Okay, but what was Horthy’s life like before he rode into the regent’s office at the age of 52? According to his autobiography, it was not a life that a PR expert of his time would have dreamt of.

The adventures of a young cadet

Horthy’s recollections paint his young self as someone who did not like to study but appreciated a cheeky prank and was allured by adventure and the unknown, dreaming of one day traveling the world. In those days, the most straightforward way of achieving those dreams was by joining the navy. His enthusiasm for a career as a naval officer was not shared by his parents however, as his brother, four years his senior, had died from sepsis after some ammunition exploded near him while he was a novice at the Rijeka Naval Academy.

Horthy was therefore grateful to his mother for persuading his father to support his journey to the Naval Academy. After becoming an officer, the young Horthy made a point of enjoying the perks of his position. He not only took pleasure in the voyages that took him to faraway lands, but the times off – that is, in the night life of the docks as well. He relished these moments so much that once he even disobeyed orders for the sake of partying. In fact, his defying of orders was a result of him having defied orders.

The young Miklós Horthy – Source: Pesti Hírlap’s Sunday, January-June 1930. (52. year, issue 1-26) / Arcanum
The young Miklós Horthy – Source: Pesti Hírlap’s Sunday, January-June 1930. (52. year, issue 1-26) / Arcanum

The story begins in Barcelona on a ship named Radetzky. Notable people were also allowed on board at times with a few restrictions, and were to be toured around by the cadets, including Horthy. The visitors were allowed to stay until 5 p.m., but Horthy made an exception for a family who arrived quite late. He was punished for this with being confined to the boat for two weeks. At least he was supposed to be, as he quickly donned civilian clothes and went to the docks in hope of finding his friends at a nearby nightclub.

Surprisingly, his higher-up who had ordered his punishment, appeared at the docks as well. To remain unnoticed, Horthy raised his napkin to his face and vanished into a side-street, from which he snuck onto the same higher-up’s boat and returned to the ship. The moment his superior boarded the Radetzky, he summoned Horthy to the dining room, who appeared in his cadet uniform, looking sleepy, having masked any trace of misbehavior. According to Horthy, his higher-up was

“so taken aback that he dismissed me instantly”.

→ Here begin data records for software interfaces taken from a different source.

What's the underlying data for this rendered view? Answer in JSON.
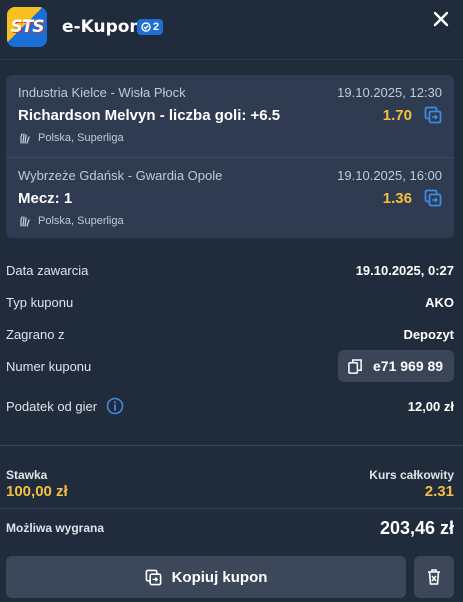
{
  "header": {
    "title": "e-Kupon",
    "bet_count": "2",
    "logo_text": "STS"
  },
  "slips": [
    {
      "match": "Industria Kielce - Wisła Płock",
      "date": "19.10.2025, 12:30",
      "pick": "Richardson Melvyn - liczba goli: +6.5",
      "odds": "1.70",
      "league": "Polska, Superliga"
    },
    {
      "match": "Wybrzeże Gdańsk - Gwardia Opole",
      "date": "19.10.2025, 16:00",
      "pick": "Mecz: 1",
      "odds": "1.36",
      "league": "Polska, Superliga"
    }
  ],
  "details": {
    "date_label": "Data zawarcia",
    "date_value": "19.10.2025, 0:27",
    "type_label": "Typ kuponu",
    "type_value": "AKO",
    "played_label": "Zagrano z",
    "played_value": "Depozyt",
    "number_label": "Numer kuponu",
    "number_value": "e71 969 89",
    "tax_label": "Podatek od gier",
    "tax_value": "12,00 zł"
  },
  "summary": {
    "stake_label": "Stawka",
    "stake_value": "100,00 zł",
    "total_odds_label": "Kurs całkowity",
    "total_odds_value": "2.31",
    "win_label": "Możliwa wygrana",
    "win_value": "203,46 zł"
  },
  "actions": {
    "copy_label": "Kopiuj kupon"
  },
  "colors": {
    "background": "#202b3b",
    "card": "#2e3b50",
    "accent_odds": "#f5bf42",
    "badge": "#1f6fd1",
    "button": "#3c4759"
  },
  "icons": [
    "close-icon",
    "copy-icon",
    "handball-icon",
    "info-icon",
    "trash-icon"
  ]
}
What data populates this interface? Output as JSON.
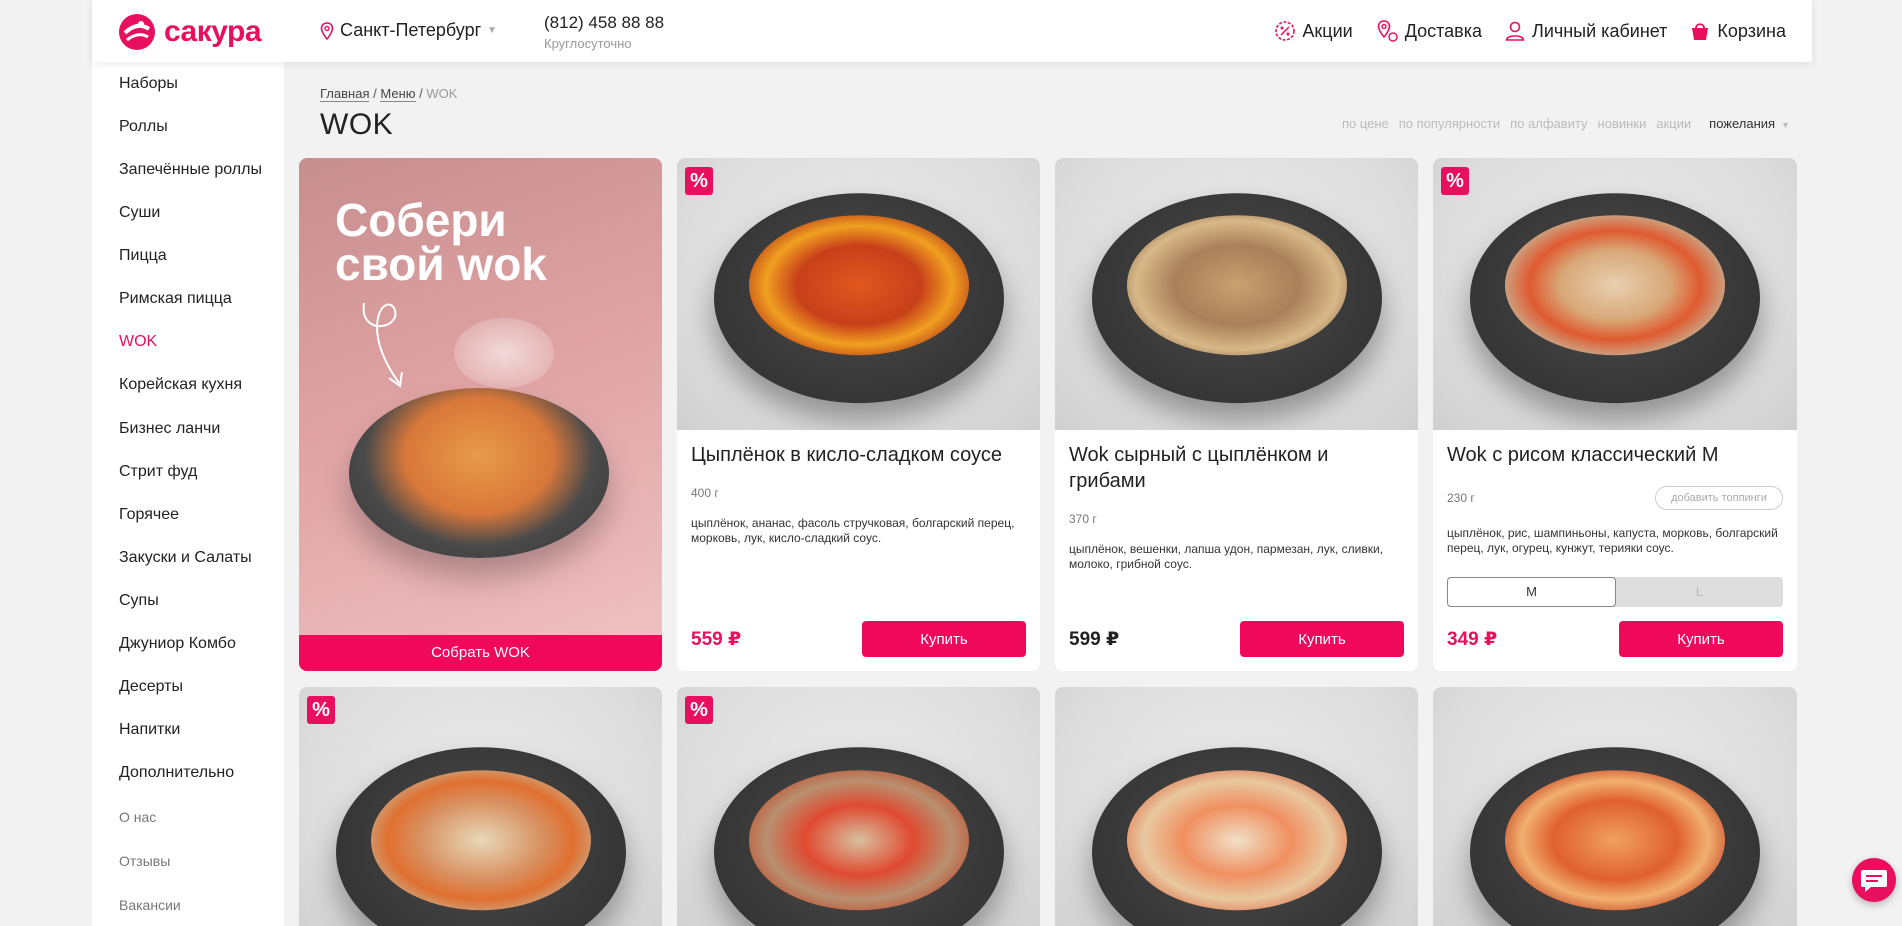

He was not always this lucky though, as another Barcelona adventure did not end quite as he intended. Horthy met a group of Dutch sailors at a naval exhibition, and after a few nights together they invited him to an unusual dinner on their ship.

The point of the event was to gather cadets and pit them against each other in a drinking contest, each representing their team and their nation. It was Horthy’s turn that night. Although the feast began at 6, he described the drunken “corpses” being dragged away as early as 9 o’clock.

Those who could not keep up were put in dinghies and were taken to a ship. If they were lucky enough, their own. Most however, were not so lucky, including Horthy. Although he “held on for long”, he could not escape his destiny, and woke aboard a foreign ship the next day.

“The next day I woke up in a tidy cabin. I rang the bell, and a sailor who was not wearing a hat appeared. I did not understand a word of what he said. It was only on the deck that I realized I had spent the night on a Russian corvette [a small warship]. Boats sailed to-and-fro between the ships all morning, exchanging cadets delivered to foreign ships.”

– the future inviolable regent wrote.


If you enjoyed this article, and want to make sure you don't miss similar ones in the future, subscribe to the Telex English newsletter!

The translation of this article was made possible by our cooperation with the Heinrich Böll Foundation.